(Beginning of Data shown)
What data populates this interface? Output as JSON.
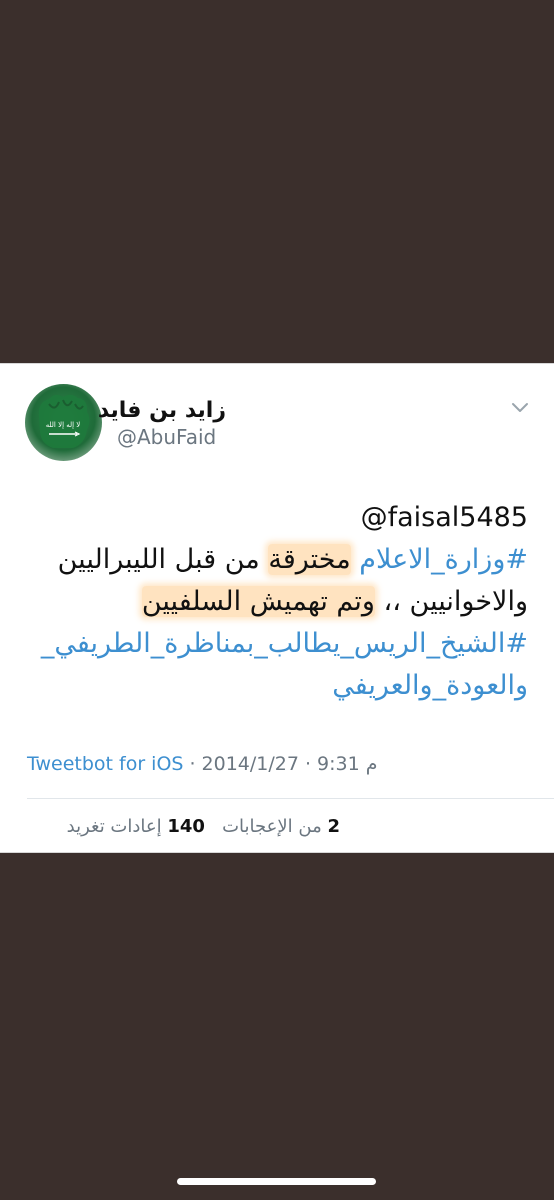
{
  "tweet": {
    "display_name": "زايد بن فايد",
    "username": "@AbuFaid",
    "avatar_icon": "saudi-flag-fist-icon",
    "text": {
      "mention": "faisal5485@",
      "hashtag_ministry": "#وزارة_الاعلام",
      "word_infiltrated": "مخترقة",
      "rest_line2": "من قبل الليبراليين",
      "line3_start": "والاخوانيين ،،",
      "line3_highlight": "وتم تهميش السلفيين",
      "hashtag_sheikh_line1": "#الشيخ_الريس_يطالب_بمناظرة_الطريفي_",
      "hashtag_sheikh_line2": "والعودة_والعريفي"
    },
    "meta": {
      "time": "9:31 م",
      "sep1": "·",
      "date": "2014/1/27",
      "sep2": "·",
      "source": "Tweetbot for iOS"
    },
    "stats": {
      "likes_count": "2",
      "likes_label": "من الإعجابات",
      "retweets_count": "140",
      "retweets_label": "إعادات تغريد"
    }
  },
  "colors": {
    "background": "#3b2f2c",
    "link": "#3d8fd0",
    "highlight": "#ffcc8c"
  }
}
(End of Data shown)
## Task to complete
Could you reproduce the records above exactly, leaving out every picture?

## Exercise output
What data populates this interface? Output as JSON.
{
  "tweet": {
    "display_name": "زايد بن فايد",
    "username": "@AbuFaid",
    "avatar_icon": "saudi-flag-fist-icon",
    "text": {
      "mention": "faisal5485@",
      "hashtag_ministry": "#وزارة_الاعلام",
      "word_infiltrated": "مخترقة",
      "rest_line2": "من قبل الليبراليين",
      "line3_start": "والاخوانيين ،،",
      "line3_highlight": "وتم تهميش السلفيين",
      "hashtag_sheikh_line1": "#الشيخ_الريس_يطالب_بمناظرة_الطريفي_",
      "hashtag_sheikh_line2": "والعودة_والعريفي"
    },
    "meta": {
      "time": "9:31 م",
      "sep1": "·",
      "date": "2014/1/27",
      "sep2": "·",
      "source": "Tweetbot for iOS"
    },
    "stats": {
      "likes_count": "2",
      "likes_label": "من الإعجابات",
      "retweets_count": "140",
      "retweets_label": "إعادات تغريد"
    }
  },
  "colors": {
    "background": "#3b2f2c",
    "link": "#3d8fd0",
    "highlight": "#ffcc8c"
  }
}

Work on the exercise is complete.